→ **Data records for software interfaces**
- - - - -
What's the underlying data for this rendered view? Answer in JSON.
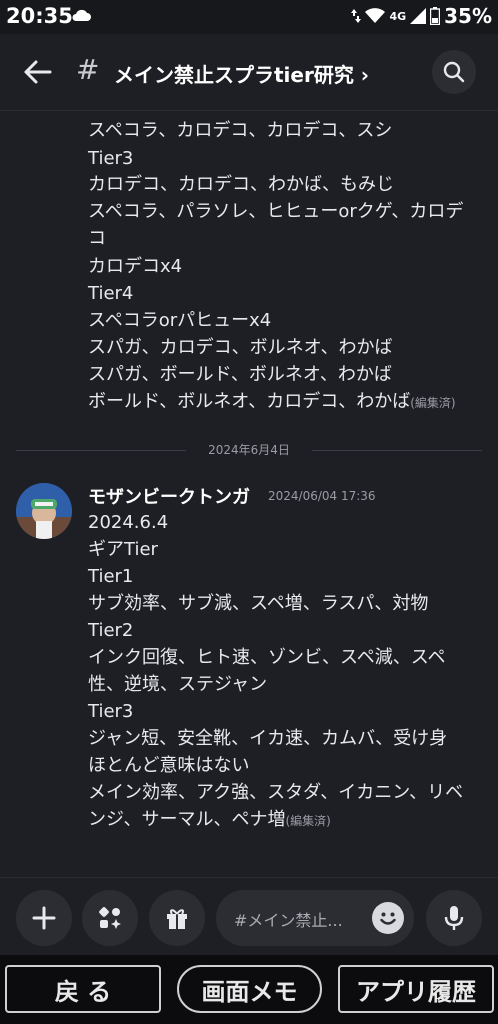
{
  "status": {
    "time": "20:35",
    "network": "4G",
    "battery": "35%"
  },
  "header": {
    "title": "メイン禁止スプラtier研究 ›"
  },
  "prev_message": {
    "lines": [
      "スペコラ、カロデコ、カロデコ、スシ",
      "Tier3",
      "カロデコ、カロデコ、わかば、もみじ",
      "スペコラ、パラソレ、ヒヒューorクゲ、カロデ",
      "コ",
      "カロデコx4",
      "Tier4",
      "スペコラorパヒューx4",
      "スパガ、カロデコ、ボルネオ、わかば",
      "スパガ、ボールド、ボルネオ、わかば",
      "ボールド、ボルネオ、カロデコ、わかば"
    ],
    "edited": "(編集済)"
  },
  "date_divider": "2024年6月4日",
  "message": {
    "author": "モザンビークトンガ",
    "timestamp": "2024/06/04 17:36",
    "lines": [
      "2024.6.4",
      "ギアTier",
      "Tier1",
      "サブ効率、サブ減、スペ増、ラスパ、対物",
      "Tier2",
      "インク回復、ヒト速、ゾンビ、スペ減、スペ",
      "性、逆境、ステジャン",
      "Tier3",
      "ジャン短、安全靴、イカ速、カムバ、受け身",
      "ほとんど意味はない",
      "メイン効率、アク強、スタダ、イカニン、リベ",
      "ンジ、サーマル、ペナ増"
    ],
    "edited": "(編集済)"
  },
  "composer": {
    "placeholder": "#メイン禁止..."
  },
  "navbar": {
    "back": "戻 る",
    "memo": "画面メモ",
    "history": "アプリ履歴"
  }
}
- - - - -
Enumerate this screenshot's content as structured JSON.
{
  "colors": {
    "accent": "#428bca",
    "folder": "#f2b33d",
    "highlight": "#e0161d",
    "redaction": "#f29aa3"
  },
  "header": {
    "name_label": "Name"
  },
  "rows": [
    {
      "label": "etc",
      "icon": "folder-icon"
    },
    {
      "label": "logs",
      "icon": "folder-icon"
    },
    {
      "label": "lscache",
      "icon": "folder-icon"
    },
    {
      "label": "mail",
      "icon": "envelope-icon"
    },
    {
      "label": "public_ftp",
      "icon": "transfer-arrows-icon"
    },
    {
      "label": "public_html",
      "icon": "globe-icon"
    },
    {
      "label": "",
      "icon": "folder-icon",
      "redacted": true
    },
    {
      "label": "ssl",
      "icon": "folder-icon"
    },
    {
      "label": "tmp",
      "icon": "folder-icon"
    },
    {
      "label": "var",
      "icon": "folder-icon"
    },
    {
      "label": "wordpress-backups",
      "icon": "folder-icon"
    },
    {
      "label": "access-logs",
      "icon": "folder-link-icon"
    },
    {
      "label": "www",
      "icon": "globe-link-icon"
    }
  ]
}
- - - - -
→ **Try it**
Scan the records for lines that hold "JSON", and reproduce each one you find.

→ **Result for this task**
What's the underlying data for this rendered view? Answer in JSON.
Enumerate this screenshot's content as structured JSON.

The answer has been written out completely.